-- Records for processing follows --

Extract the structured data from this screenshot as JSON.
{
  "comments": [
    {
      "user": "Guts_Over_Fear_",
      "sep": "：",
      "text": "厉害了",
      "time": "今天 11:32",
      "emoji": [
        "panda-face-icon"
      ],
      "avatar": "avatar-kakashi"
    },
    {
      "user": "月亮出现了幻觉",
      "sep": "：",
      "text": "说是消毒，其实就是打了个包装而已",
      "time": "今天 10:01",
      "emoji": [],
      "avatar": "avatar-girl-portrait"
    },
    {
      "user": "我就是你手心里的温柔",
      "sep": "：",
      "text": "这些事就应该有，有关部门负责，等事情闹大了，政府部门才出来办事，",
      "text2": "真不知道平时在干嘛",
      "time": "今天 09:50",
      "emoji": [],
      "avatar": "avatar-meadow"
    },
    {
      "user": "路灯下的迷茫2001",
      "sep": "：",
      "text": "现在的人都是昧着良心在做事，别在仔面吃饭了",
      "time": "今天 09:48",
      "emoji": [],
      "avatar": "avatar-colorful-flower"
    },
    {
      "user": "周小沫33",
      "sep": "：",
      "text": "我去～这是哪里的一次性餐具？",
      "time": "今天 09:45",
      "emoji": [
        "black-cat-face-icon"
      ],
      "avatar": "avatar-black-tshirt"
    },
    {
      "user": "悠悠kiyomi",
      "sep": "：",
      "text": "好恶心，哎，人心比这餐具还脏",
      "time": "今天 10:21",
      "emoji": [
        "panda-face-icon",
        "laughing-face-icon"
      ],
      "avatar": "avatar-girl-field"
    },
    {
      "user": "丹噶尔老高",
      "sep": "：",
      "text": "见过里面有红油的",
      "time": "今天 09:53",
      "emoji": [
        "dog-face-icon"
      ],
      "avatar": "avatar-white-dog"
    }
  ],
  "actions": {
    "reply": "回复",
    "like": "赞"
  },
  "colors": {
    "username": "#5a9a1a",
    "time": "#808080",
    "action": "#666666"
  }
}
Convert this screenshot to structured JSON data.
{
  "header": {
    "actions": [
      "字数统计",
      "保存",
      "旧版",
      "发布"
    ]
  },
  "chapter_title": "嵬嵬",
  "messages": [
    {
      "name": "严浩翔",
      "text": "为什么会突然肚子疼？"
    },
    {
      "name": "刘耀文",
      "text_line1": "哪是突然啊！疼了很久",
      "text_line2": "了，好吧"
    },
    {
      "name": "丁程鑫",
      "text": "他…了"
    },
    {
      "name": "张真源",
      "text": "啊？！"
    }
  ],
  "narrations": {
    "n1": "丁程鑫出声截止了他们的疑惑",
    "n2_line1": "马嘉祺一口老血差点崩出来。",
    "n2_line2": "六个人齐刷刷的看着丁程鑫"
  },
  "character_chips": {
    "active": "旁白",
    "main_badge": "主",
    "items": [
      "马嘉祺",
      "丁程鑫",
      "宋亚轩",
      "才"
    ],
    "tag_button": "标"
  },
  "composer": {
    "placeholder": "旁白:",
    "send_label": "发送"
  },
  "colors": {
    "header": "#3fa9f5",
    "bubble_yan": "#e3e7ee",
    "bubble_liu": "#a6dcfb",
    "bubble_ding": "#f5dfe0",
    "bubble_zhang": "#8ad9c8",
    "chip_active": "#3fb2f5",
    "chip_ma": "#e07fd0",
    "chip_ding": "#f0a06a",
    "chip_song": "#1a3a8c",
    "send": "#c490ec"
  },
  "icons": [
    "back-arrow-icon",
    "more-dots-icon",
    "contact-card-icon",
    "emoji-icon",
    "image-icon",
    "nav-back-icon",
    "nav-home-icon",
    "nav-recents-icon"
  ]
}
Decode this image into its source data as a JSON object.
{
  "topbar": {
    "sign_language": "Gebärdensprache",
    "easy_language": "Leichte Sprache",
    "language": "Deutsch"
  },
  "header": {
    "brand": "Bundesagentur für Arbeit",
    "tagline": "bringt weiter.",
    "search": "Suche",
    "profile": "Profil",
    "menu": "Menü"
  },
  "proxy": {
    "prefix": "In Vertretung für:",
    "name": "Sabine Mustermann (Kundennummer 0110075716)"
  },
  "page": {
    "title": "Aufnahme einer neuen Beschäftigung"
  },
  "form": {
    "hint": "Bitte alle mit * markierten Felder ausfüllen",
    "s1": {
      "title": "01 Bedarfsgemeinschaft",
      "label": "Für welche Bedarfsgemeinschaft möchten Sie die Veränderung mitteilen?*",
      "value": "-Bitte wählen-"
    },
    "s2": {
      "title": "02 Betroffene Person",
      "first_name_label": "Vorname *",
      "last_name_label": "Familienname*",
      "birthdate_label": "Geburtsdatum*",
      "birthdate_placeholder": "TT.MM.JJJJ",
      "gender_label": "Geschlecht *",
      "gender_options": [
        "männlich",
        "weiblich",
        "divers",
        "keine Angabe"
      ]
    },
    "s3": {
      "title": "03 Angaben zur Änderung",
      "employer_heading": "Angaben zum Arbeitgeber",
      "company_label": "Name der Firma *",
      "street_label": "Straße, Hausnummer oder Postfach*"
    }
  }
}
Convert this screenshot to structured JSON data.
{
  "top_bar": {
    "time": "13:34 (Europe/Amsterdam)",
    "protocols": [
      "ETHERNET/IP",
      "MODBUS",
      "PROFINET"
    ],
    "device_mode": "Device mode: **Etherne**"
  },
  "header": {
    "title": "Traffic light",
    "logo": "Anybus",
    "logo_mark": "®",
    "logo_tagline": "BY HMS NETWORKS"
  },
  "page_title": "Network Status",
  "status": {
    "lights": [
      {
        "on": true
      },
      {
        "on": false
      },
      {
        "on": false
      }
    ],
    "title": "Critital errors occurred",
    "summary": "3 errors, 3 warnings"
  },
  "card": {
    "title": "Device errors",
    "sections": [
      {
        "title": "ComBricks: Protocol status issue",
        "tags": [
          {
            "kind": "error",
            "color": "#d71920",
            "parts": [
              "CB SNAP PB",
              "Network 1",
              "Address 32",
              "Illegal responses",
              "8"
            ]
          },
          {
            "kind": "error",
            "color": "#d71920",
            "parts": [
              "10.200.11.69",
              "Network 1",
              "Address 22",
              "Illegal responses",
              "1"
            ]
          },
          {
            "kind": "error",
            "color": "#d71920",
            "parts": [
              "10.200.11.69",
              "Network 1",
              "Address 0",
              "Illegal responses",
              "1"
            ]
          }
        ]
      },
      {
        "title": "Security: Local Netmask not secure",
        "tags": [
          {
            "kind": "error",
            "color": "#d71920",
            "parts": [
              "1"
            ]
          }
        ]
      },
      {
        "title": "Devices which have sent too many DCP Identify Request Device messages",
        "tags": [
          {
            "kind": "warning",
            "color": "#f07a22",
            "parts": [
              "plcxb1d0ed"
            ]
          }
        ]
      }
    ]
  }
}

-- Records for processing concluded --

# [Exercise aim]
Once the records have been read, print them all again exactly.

# [Result]
Extract the structured data from this screenshot as JSON.
{
  "comments": [
    {
      "user": "Guts_Over_Fear_",
      "sep": "：",
      "text": "厉害了",
      "time": "今天 11:32",
      "emoji": [
        "panda-face-icon"
      ],
      "avatar": "avatar-kakashi"
    },
    {
      "user": "月亮出现了幻觉",
      "sep": "：",
      "text": "说是消毒，其实就是打了个包装而已",
      "time": "今天 10:01",
      "emoji": [],
      "avatar": "avatar-girl-portrait"
    },
    {
      "user": "我就是你手心里的温柔",
      "sep": "：",
      "text": "这些事就应该有，有关部门负责，等事情闹大了，政府部门才出来办事，",
      "text2": "真不知道平时在干嘛",
      "time": "今天 09:50",
      "emoji": [],
      "avatar": "avatar-meadow"
    },
    {
      "user": "路灯下的迷茫2001",
      "sep": "：",
      "text": "现在的人都是昧着良心在做事，别在仔面吃饭了",
      "time": "今天 09:48",
      "emoji": [],
      "avatar": "avatar-colorful-flower"
    },
    {
      "user": "周小沫33",
      "sep": "：",
      "text": "我去～这是哪里的一次性餐具？",
      "time": "今天 09:45",
      "emoji": [
        "black-cat-face-icon"
      ],
      "avatar": "avatar-black-tshirt"
    },
    {
      "user": "悠悠kiyomi",
      "sep": "：",
      "text": "好恶心，哎，人心比这餐具还脏",
      "time": "今天 10:21",
      "emoji": [
        "panda-face-icon",
        "laughing-face-icon"
      ],
      "avatar": "avatar-girl-field"
    },
    {
      "user": "丹噶尔老高",
      "sep": "：",
      "text": "见过里面有红油的",
      "time": "今天 09:53",
      "emoji": [
        "dog-face-icon"
      ],
      "avatar": "avatar-white-dog"
    }
  ],
  "actions": {
    "reply": "回复",
    "like": "赞"
  },
  "colors": {
    "username": "#5a9a1a",
    "time": "#808080",
    "action": "#666666"
  }
}
Convert this screenshot to structured JSON data.
{
  "header": {
    "actions": [
      "字数统计",
      "保存",
      "旧版",
      "发布"
    ]
  },
  "chapter_title": "嵬嵬",
  "messages": [
    {
      "name": "严浩翔",
      "text": "为什么会突然肚子疼？"
    },
    {
      "name": "刘耀文",
      "text_line1": "哪是突然啊！疼了很久",
      "text_line2": "了，好吧"
    },
    {
      "name": "丁程鑫",
      "text": "他…了"
    },
    {
      "name": "张真源",
      "text": "啊？！"
    }
  ],
  "narrations": {
    "n1": "丁程鑫出声截止了他们的疑惑",
    "n2_line1": "马嘉祺一口老血差点崩出来。",
    "n2_line2": "六个人齐刷刷的看着丁程鑫"
  },
  "character_chips": {
    "active": "旁白",
    "main_badge": "主",
    "items": [
      "马嘉祺",
      "丁程鑫",
      "宋亚轩",
      "才"
    ],
    "tag_button": "标"
  },
  "composer": {
    "placeholder": "旁白:",
    "send_label": "发送"
  },
  "colors": {
    "header": "#3fa9f5",
    "bubble_yan": "#e3e7ee",
    "bubble_liu": "#a6dcfb",
    "bubble_ding": "#f5dfe0",
    "bubble_zhang": "#8ad9c8",
    "chip_active": "#3fb2f5",
    "chip_ma": "#e07fd0",
    "chip_ding": "#f0a06a",
    "chip_song": "#1a3a8c",
    "send": "#c490ec"
  },
  "icons": [
    "back-arrow-icon",
    "more-dots-icon",
    "contact-card-icon",
    "emoji-icon",
    "image-icon",
    "nav-back-icon",
    "nav-home-icon",
    "nav-recents-icon"
  ]
}
Decode this image into its source data as a JSON object.
{
  "topbar": {
    "sign_language": "Gebärdensprache",
    "easy_language": "Leichte Sprache",
    "language": "Deutsch"
  },
  "header": {
    "brand": "Bundesagentur für Arbeit",
    "tagline": "bringt weiter.",
    "search": "Suche",
    "profile": "Profil",
    "menu": "Menü"
  },
  "proxy": {
    "prefix": "In Vertretung für:",
    "name": "Sabine Mustermann (Kundennummer 0110075716)"
  },
  "page": {
    "title": "Aufnahme einer neuen Beschäftigung"
  },
  "form": {
    "hint": "Bitte alle mit * markierten Felder ausfüllen",
    "s1": {
      "title": "01 Bedarfsgemeinschaft",
      "label": "Für welche Bedarfsgemeinschaft möchten Sie die Veränderung mitteilen?*",
      "value": "-Bitte wählen-"
    },
    "s2": {
      "title": "02 Betroffene Person",
      "first_name_label": "Vorname *",
      "last_name_label": "Familienname*",
      "birthdate_label": "Geburtsdatum*",
      "birthdate_placeholder": "TT.MM.JJJJ",
      "gender_label": "Geschlecht *",
      "gender_options": [
        "männlich",
        "weiblich",
        "divers",
        "keine Angabe"
      ]
    },
    "s3": {
      "title": "03 Angaben zur Änderung",
      "employer_heading": "Angaben zum Arbeitgeber",
      "company_label": "Name der Firma *",
      "street_label": "Straße, Hausnummer oder Postfach*"
    }
  }
}
Convert this screenshot to structured JSON data.
{
  "top_bar": {
    "time": "13:34 (Europe/Amsterdam)",
    "protocols": [
      "ETHERNET/IP",
      "MODBUS",
      "PROFINET"
    ],
    "device_mode": "Device mode: **Etherne**"
  },
  "header": {
    "title": "Traffic light",
    "logo": "Anybus",
    "logo_mark": "®",
    "logo_tagline": "BY HMS NETWORKS"
  },
  "page_title": "Network Status",
  "status": {
    "lights": [
      {
        "on": true
      },
      {
        "on": false
      },
      {
        "on": false
      }
    ],
    "title": "Critital errors occurred",
    "summary": "3 errors, 3 warnings"
  },
  "card": {
    "title": "Device errors",
    "sections": [
      {
        "title": "ComBricks: Protocol status issue",
        "tags": [
          {
            "kind": "error",
            "color": "#d71920",
            "parts": [
              "CB SNAP PB",
              "Network 1",
              "Address 32",
              "Illegal responses",
              "8"
            ]
          },
          {
            "kind": "error",
            "color": "#d71920",
            "parts": [
              "10.200.11.69",
              "Network 1",
              "Address 22",
              "Illegal responses",
              "1"
            ]
          },
          {
            "kind": "error",
            "color": "#d71920",
            "parts": [
              "10.200.11.69",
              "Network 1",
              "Address 0",
              "Illegal responses",
              "1"
            ]
          }
        ]
      },
      {
        "title": "Security: Local Netmask not secure",
        "tags": [
          {
            "kind": "error",
            "color": "#d71920",
            "parts": [
              "1"
            ]
          }
        ]
      },
      {
        "title": "Devices which have sent too many DCP Identify Request Device messages",
        "tags": [
          {
            "kind": "warning",
            "color": "#f07a22",
            "parts": [
              "plcxb1d0ed"
            ]
          }
        ]
      }
    ]
  }
}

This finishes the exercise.